"We've got the possibility for flexibility not this summer, but maybe the next one," Forman says. "And we might even have cap room."
I pointed out that the Bulls already have something like $59 million committed the season after that summer Forman cites, meaning they'd have no cap room as of now. "Situations are fluid," Forman says.
He won't elaborate, and he won't address the possibility of using the amnesty provision on Boozer to make that cap room a reality. But that move or an unexpected trade stand as the only means through which Chicago could acquire meaningful cap room before July 2015.
In that piece, Lowe describes Boozer as 'radioactive' when it comes to tradeability. But so far the Bulls are trying to find that right trade that gets them players that are both bad and with a long-term deal, provided that it gets them under the tax this season.
And when it comes to their coveted 'flexibility' in future seasons...why not amnesty, then? Wouldn't it be more 'flexible' to wipe Boozer off the books in 2014 than have Bargnani at $11.5m? Heck, wouldn't it have made more sense to simply keep Omer Asik for two underpaid seasons if he's costing you $15m that same year?
It may in terms of 'flexibility' and the Bulls cap structure. But not cash. As we know, amnesty is free for everyone except ownership, and so the choice is more would you rather pay Bargnani $11.5m, or Asik (or any replacement) AND Boozer's salary (though it's off the cap) for $30m+. We've kind of considered amnesty as an assumed magic bullet to get out from the Boozer deal, but there is definitely reason to suspect ownership would feel that way.
It's the same with the luxury tax this season.

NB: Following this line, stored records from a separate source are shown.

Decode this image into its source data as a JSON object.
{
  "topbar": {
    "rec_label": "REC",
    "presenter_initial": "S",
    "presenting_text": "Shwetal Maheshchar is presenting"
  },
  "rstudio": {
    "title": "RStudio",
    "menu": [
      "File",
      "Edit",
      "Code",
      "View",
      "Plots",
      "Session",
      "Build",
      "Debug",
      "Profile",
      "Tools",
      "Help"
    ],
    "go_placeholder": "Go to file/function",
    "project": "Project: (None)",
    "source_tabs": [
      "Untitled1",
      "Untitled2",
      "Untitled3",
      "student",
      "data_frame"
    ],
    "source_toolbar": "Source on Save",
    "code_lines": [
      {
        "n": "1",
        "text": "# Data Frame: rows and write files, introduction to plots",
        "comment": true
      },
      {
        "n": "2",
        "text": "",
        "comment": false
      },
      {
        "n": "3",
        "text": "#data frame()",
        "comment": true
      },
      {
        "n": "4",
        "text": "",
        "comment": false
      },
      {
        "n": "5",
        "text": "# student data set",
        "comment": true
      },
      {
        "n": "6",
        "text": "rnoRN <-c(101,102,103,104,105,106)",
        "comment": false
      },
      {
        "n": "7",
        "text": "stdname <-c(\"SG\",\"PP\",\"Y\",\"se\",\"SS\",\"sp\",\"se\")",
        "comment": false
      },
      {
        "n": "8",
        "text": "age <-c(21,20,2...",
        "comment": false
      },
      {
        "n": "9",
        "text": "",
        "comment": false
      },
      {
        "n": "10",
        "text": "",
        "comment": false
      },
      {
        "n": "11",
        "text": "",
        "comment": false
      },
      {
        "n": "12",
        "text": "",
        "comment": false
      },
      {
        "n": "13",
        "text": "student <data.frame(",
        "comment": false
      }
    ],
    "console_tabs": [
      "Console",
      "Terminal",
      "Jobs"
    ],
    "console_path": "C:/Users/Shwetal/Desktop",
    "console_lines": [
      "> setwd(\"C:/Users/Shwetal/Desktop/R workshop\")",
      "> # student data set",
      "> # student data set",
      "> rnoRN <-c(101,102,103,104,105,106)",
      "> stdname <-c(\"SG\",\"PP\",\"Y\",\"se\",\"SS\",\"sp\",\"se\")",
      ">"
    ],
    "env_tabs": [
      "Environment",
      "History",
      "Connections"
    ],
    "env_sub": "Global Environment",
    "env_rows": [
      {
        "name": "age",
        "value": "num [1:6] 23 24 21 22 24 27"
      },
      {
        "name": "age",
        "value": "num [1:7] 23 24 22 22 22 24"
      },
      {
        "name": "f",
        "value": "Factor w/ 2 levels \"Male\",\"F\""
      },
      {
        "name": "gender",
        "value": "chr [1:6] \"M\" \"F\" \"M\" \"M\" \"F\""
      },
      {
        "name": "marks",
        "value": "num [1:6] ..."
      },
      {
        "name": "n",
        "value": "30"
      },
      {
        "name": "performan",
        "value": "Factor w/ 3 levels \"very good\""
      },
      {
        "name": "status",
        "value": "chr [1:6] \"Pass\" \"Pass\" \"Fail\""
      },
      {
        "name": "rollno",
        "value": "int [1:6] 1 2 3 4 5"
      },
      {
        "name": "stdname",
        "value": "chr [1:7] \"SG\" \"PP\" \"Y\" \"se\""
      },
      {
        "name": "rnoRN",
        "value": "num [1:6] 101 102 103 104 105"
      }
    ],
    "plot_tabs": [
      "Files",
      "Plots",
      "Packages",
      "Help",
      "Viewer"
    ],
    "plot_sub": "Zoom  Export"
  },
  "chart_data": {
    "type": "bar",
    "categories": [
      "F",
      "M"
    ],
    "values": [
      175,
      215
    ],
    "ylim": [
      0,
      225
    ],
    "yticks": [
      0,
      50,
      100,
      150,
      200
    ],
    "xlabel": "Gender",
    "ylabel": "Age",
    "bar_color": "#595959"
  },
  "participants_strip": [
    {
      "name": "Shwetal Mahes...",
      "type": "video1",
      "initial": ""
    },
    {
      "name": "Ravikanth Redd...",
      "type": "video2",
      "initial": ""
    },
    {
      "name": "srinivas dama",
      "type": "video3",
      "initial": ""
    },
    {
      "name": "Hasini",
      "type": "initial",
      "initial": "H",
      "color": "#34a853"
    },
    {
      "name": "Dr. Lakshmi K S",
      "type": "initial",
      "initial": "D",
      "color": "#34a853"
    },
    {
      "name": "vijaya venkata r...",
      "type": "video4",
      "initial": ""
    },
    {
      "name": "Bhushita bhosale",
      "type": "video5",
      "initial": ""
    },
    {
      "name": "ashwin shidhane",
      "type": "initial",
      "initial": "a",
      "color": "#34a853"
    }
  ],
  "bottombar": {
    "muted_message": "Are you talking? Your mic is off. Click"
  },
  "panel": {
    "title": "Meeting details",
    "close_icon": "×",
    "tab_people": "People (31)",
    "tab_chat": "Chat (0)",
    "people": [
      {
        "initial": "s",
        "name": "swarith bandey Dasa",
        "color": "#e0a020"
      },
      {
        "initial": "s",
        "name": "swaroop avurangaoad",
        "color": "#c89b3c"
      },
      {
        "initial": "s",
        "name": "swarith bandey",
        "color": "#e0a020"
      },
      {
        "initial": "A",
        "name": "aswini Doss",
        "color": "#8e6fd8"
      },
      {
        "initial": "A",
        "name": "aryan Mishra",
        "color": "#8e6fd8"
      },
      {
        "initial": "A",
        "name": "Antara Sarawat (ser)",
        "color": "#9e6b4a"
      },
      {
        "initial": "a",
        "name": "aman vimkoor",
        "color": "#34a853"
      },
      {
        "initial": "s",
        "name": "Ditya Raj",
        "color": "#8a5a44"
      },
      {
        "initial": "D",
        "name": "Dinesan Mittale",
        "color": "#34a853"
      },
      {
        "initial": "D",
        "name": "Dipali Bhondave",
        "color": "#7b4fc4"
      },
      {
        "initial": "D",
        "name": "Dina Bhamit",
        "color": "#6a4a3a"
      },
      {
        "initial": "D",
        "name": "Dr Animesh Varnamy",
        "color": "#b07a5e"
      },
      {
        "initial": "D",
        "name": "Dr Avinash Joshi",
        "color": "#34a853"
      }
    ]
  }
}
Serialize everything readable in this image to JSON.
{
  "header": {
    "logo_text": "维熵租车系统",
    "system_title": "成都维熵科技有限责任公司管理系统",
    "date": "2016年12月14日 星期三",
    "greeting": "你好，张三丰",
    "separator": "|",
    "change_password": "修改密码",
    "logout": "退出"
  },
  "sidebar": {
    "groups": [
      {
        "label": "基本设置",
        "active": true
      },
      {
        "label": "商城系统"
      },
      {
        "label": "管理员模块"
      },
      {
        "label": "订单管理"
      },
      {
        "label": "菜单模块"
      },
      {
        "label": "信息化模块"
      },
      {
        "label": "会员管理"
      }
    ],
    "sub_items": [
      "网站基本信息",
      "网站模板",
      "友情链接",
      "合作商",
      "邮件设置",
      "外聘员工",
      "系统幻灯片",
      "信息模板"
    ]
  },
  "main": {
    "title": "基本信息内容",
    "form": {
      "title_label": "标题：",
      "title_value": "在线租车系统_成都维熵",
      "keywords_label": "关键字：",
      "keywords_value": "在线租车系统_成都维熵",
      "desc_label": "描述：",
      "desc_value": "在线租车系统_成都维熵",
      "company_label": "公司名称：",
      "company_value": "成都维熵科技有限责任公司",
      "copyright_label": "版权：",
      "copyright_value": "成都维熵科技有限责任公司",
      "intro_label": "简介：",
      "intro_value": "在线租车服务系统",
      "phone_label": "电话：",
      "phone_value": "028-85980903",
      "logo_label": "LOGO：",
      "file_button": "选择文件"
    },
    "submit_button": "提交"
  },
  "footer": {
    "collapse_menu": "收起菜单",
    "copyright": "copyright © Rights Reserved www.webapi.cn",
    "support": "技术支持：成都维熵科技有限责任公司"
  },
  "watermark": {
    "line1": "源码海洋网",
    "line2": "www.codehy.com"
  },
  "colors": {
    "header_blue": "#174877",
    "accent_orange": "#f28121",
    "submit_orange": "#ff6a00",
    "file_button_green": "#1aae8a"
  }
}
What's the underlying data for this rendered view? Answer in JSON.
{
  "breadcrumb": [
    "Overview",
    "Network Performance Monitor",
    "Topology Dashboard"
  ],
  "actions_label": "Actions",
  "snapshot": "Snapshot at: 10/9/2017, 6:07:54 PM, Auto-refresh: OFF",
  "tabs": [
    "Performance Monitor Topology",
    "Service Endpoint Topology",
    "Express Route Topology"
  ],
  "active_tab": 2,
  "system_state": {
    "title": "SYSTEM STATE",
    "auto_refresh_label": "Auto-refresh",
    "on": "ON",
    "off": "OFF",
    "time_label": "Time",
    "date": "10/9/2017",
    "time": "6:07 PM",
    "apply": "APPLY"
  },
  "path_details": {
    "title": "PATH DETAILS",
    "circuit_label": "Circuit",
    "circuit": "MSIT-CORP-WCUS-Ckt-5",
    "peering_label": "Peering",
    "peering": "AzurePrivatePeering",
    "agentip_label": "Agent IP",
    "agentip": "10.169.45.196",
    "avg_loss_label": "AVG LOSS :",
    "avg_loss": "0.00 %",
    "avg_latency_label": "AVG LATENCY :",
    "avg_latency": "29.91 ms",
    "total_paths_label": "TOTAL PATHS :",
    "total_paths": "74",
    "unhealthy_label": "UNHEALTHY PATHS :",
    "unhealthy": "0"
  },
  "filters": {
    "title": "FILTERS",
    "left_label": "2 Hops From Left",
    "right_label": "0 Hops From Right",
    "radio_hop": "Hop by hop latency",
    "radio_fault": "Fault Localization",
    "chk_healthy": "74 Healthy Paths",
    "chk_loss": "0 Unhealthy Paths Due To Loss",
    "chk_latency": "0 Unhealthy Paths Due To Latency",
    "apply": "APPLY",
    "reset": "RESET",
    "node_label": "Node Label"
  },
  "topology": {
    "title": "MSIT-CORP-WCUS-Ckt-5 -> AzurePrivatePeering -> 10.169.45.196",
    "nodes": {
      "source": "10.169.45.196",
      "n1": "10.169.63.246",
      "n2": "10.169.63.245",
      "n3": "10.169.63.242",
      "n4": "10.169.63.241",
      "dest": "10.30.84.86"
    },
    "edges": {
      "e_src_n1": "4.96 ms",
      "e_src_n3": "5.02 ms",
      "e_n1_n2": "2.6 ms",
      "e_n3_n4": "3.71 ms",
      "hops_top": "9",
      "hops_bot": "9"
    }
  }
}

The ship has sailed on flexibility this season, so all you'd be losing is cash. And for all the mention of the dreaded 'repeater' (i.e., a scenario where the Bulls pay the tax for 3 out of 4 seasons when so far they've done so 0 times in the past 11), they can get under it in the future through a Boozer amnesty. But that costs more in terms of real money, which is the actual motivation for avoiding the tax line in the first place.
Punting Rip Hamilton for cash is pretty bad, but this deal with Toronto is an even worse move for the Bulls. I've been worried before during both the Thibodeau and Taj Gibson contract talks that the Bulls desire for the Financial Championship would hurt the team too much, but both wound up working out. That said, it looks like if we get lucky in that a Boozer deal like this doesn't happen, it won't be for lack of trying on the Bulls part.